Archive for July, 2010

Emergency Spill Response: Preparation is Important

July 1st, 2010

Question – A number of our clients/borrowers own and/or operate commercial sites at which hazardous substances are stored, used and/or sold.  With the BP oil spill in the Gulf a major news story, the question has been posed as to whether our clients have made adequate preparations for accidental or sudden spills or releases at their respective facilities; what can we do to find out what, if any, preparations have been made, and how could we advise our clients/borrowers regarding this issue?

Response – It is part of best management practices to have in place response mechanisms that can be called up on to address the range of spills/Releases that are possible at a given facility, whether that means containers or absorbent materials available onsite for minor issues, to third party emergency response contractors ready to deploy to a site with a more sizable incident to manage.

A good way to start your inquiry on this matter is to determine which of your clients and/or borrowers have facilities which use or accumulate hazardous substances.  The next step would be to divide the identified facilities into two groups.

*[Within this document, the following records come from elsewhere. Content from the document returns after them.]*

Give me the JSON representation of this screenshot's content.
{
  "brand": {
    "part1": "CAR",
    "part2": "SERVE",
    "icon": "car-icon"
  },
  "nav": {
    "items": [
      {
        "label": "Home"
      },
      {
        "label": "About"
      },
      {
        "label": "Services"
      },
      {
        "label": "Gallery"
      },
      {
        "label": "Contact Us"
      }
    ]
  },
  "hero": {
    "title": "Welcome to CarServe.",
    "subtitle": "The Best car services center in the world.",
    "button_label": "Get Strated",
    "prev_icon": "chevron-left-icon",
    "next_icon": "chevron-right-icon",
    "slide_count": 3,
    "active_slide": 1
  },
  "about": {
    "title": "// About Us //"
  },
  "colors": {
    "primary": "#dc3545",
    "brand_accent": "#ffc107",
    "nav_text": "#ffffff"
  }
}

The first group (Group A) would consist of facilities where a spill or release of hazardous substances of more than 25 gallons at one time is possible. The second group (Group B) would including facilities or operations which have fewer than 25 gallons of spill likelihood, i.e. they use or store di minimis quantities of hazardous substances as part of their business operations.  For Group B, it is appropriate to as if those facilities have absorbent products stored on hand to properly handle and manage any spill or release.  A spill of 25 gallons or less is usually considered de minimis (unless the substance is acutely hazardous, like mercury or similar materials) and if cleaned up with in a short period of time, does not necessarily become a regulatory reportable event, or otherwise cause potential harm to people, the facility or the environment.  It would be appropriate to periodically obtain from the client/borrower an updated inventory of all hazardous substances used, stored, handled and/or sold at a facility during the course of normal operations, along with a summary statement from the client/ borrower as to whether any of the materials are considered acutely hazardous (such that the 25 gallon threshold would not apply) and what preparations and materials the client/borrower has on hand to address any spill or release.   It would be appropriate to recommend, as part of best business practices, that any Group B clients/borrowers ensure that the facility stores, or otherwise has immediate access to products and materials which are suitable for managing and cleaning up a de minimis spill or release of up to 25 gallons per incident.

Group A types of facilities, such as gas and convenience stores, light or heavy manufacturing facilities, “wet” product warehouses, certain retail facilities (like Pinch A Penny stores or certain dry cleaners), or facilities which have emergency power generators with associated fuel tanks, are examples of facilities and operations which have the capacity for spills or releases in excess of 25 gallons at one time.  For these types of facilities, a more robust inquiry and series of recommended.  This is because the potential impact, and associated costs and liability are much larger, and could affect not only the client/borrower, but also third parties in proximity to the impacted property, as well has having an adverse affect on the lender.

For Group A entities, in addition to meeting the Group B recommendations, it is also appropriate to recommend that they have in place a procedure to contact an emergency response contractor within a specified amount of time, in the event of a larger spill.  For example, certain clients have retainer agreements (usually a couple or few thousand dollars per year, depending on the number and nature of facilities included) with emergency response contractors (like EagleSWS, CliffBerry and CleanHarbors, to name a few) to arrive at the site of a material spill within a couple of hours from the time of notification with sufficient and specific equipment to properly address the incident.  Some clients/borrowers have indicated that they would rely on municipal fire departments and/or hazmat teams for response actions, but the objectives and prerogatives of public safety agencies is public health and safety and may not be in line with the needs of the property owner; therefore, having a dedicated contractor is recommended.